▸ **What is being asked**: For the entries that appear below, write out the exact text and omit the pictures.

▸ **Input data**:
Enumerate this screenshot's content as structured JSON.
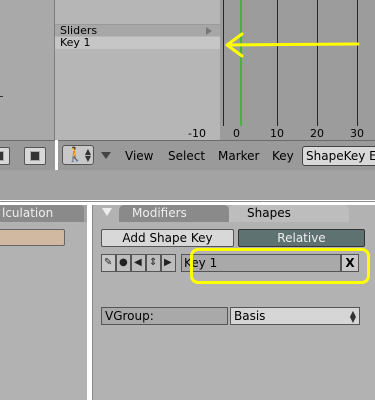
{
  "channels": {
    "sliders_label": "Sliders",
    "key_label": "Key 1"
  },
  "timeline": {
    "ruler_ticks": [
      "-10",
      "0",
      "10",
      "20",
      "30"
    ],
    "current_frame_color": "#44b43a",
    "annotation_color": "#ffff00"
  },
  "toolbar": {
    "menus": [
      "View",
      "Select",
      "Marker",
      "Key"
    ],
    "shapekey_button": "ShapeKey E"
  },
  "panels": {
    "left_tab": "lculation",
    "modifiers_tab": "Modifiers",
    "shapes_tab": "Shapes"
  },
  "shapes": {
    "add_shape_key": "Add Shape Key",
    "relative": "Relative",
    "key_name": "Key 1",
    "delete": "X",
    "vgroup_label": "VGroup:",
    "basis": "Basis",
    "relative_color": "#5f7272"
  }
}
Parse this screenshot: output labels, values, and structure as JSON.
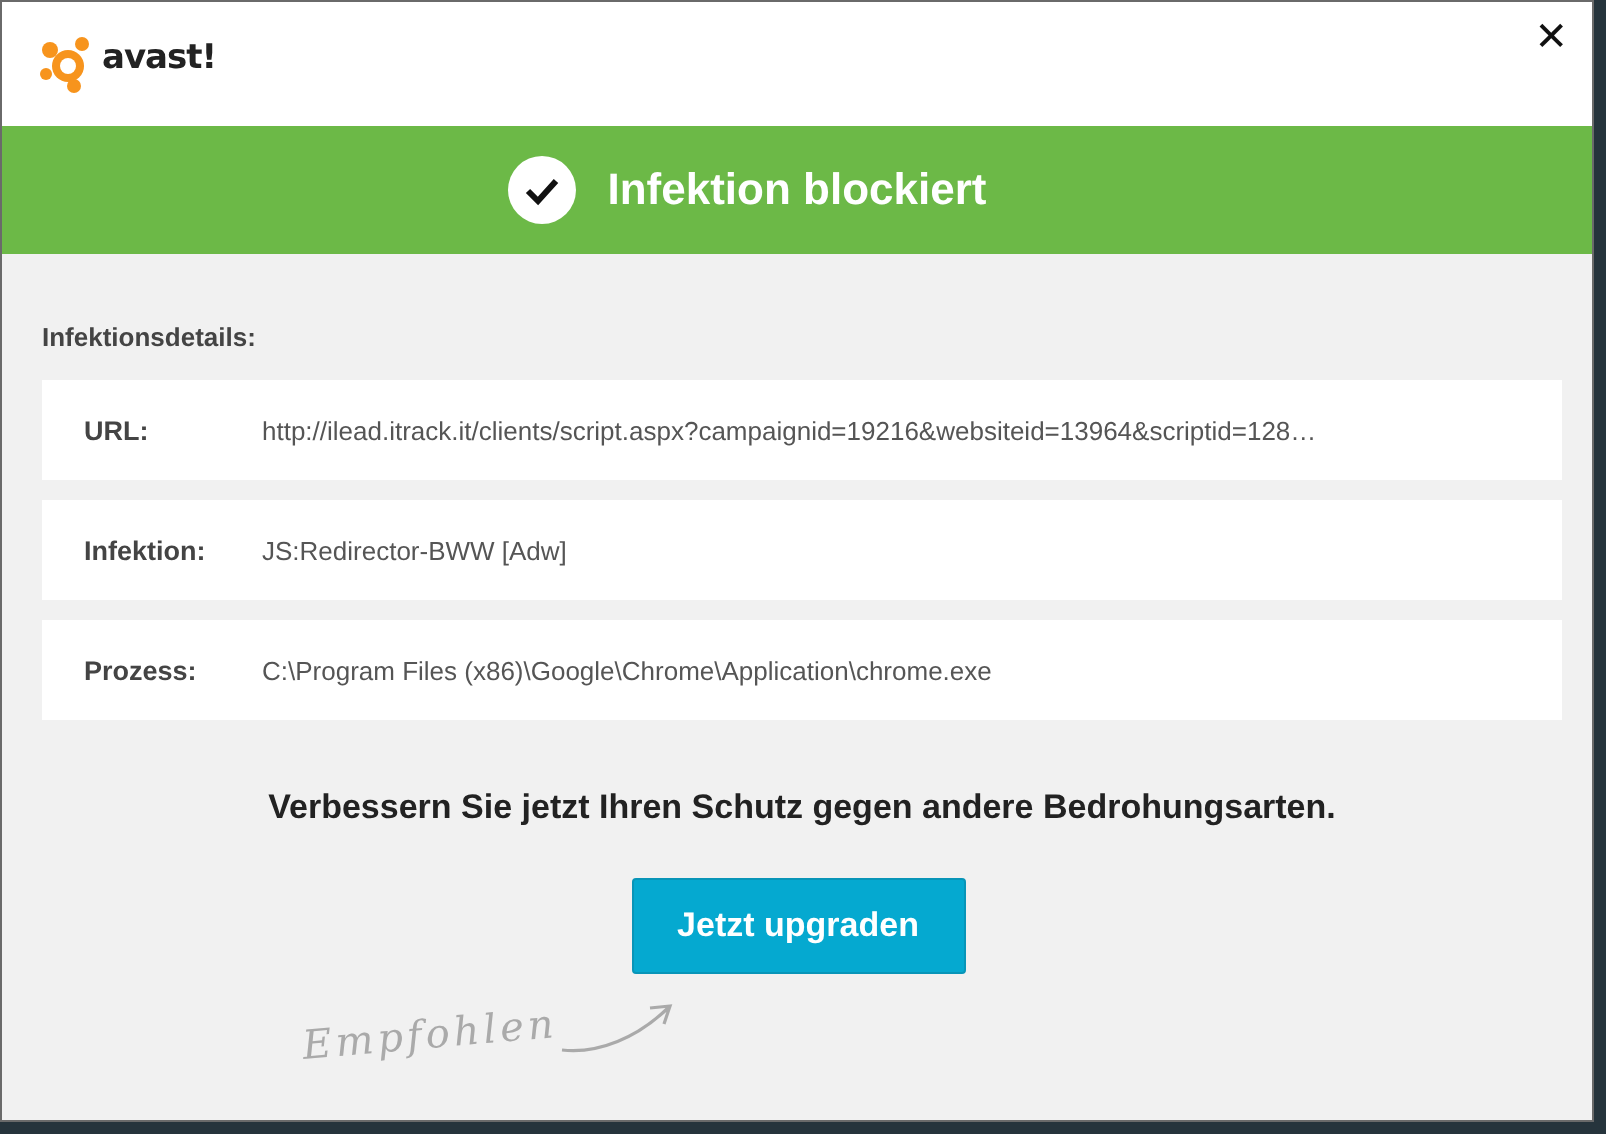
{
  "logo": {
    "text": "avast!"
  },
  "close": "✕",
  "banner": {
    "title": "Infektion blockiert"
  },
  "details": {
    "heading": "Infektionsdetails:",
    "rows": [
      {
        "label": "URL:",
        "value": "http://ilead.itrack.it/clients/script.aspx?campaignid=19216&websiteid=13964&scriptid=128…"
      },
      {
        "label": "Infektion:",
        "value": "JS:Redirector-BWW [Adw]"
      },
      {
        "label": "Prozess:",
        "value": "C:\\Program Files (x86)\\Google\\Chrome\\Application\\chrome.exe"
      }
    ]
  },
  "message": "Verbessern Sie jetzt Ihren Schutz gegen andere Bedrohungsarten.",
  "button": "Jetzt upgraden",
  "recommended": "Empfohlen"
}
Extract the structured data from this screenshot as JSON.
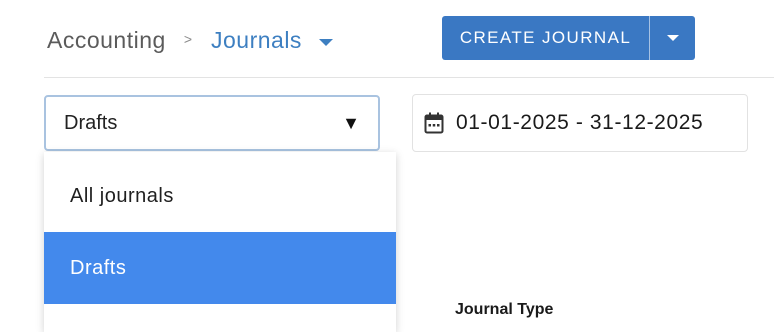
{
  "breadcrumb": {
    "root": "Accounting",
    "separator": ">",
    "current": "Journals"
  },
  "actions": {
    "create_label": "CREATE JOURNAL"
  },
  "filters": {
    "journal_filter_value": "Drafts",
    "journal_filter_arrow": "▼",
    "date_range": "01-01-2025 - 31-12-2025"
  },
  "dropdown": {
    "items": [
      {
        "label": "All journals",
        "selected": false
      },
      {
        "label": "Drafts",
        "selected": true
      }
    ]
  },
  "table": {
    "columns": [
      "Journal Type"
    ]
  },
  "colors": {
    "accent": "#3a78c3",
    "link": "#3d7fc1",
    "selected_item": "#4389ec"
  },
  "icons": {
    "date": "calendar-icon",
    "breadcrumb_dropdown": "caret-down-icon",
    "split_button": "caret-down-icon"
  }
}
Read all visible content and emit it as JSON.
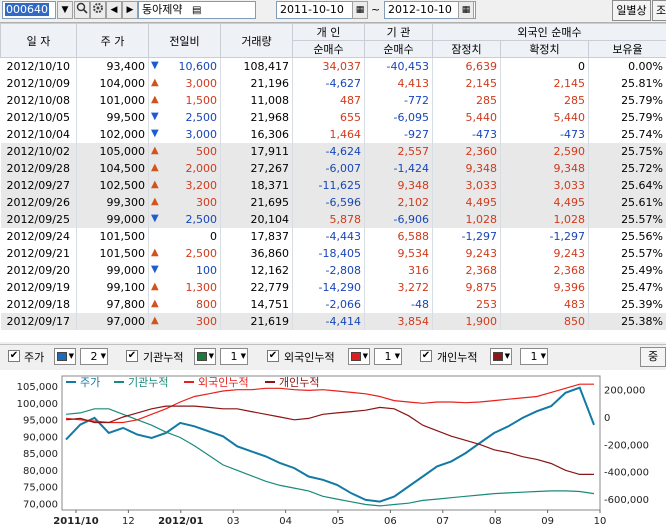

▸ **Response box**:
Enumerate this screenshot's content as structured JSON.
{
  "channels": {
    "sliders_label": "Sliders",
    "key_label": "Key 1"
  },
  "timeline": {
    "ruler_ticks": [
      "-10",
      "0",
      "10",
      "20",
      "30"
    ],
    "current_frame_color": "#44b43a",
    "annotation_color": "#ffff00"
  },
  "toolbar": {
    "menus": [
      "View",
      "Select",
      "Marker",
      "Key"
    ],
    "shapekey_button": "ShapeKey E"
  },
  "panels": {
    "left_tab": "lculation",
    "modifiers_tab": "Modifiers",
    "shapes_tab": "Shapes"
  },
  "shapes": {
    "add_shape_key": "Add Shape Key",
    "relative": "Relative",
    "key_name": "Key 1",
    "delete": "X",
    "vgroup_label": "VGroup:",
    "basis": "Basis",
    "relative_color": "#5f7272"
  }
}
Parse this screenshot: output labels, values, and structure as JSON.
{
  "logo": {
    "text": "avast!"
  },
  "close": "✕",
  "banner": {
    "title": "Infektion blockiert"
  },
  "details": {
    "heading": "Infektionsdetails:",
    "rows": [
      {
        "label": "URL:",
        "value": "http://ilead.itrack.it/clients/script.aspx?campaignid=19216&websiteid=13964&scriptid=128…"
      },
      {
        "label": "Infektion:",
        "value": "JS:Redirector-BWW [Adw]"
      },
      {
        "label": "Prozess:",
        "value": "C:\\Program Files (x86)\\Google\\Chrome\\Application\\chrome.exe"
      }
    ]
  },
  "message": "Verbessern Sie jetzt Ihren Schutz gegen andere Bedrohungsarten.",
  "button": "Jetzt upgraden",
  "recommended": "Empfohlen"
}
Extract the structured data from this screenshot as JSON.
{
  "breadcrumb": {
    "root": "Accounting",
    "separator": ">",
    "current": "Journals"
  },
  "actions": {
    "create_label": "CREATE JOURNAL"
  },
  "filters": {
    "journal_filter_value": "Drafts",
    "journal_filter_arrow": "▼",
    "date_range": "01-01-2025 - 31-12-2025"
  },
  "dropdown": {
    "items": [
      {
        "label": "All journals",
        "selected": false
      },
      {
        "label": "Drafts",
        "selected": true
      }
    ]
  },
  "table": {
    "columns": [
      "Journal Type"
    ]
  },
  "colors": {
    "accent": "#3a78c3",
    "link": "#3d7fc1",
    "selected_item": "#4389ec"
  },
  "icons": {
    "date": "calendar-icon",
    "breadcrumb_dropdown": "caret-down-icon",
    "split_button": "caret-down-icon"
  }
}
Read all visible content and emit it as JSON.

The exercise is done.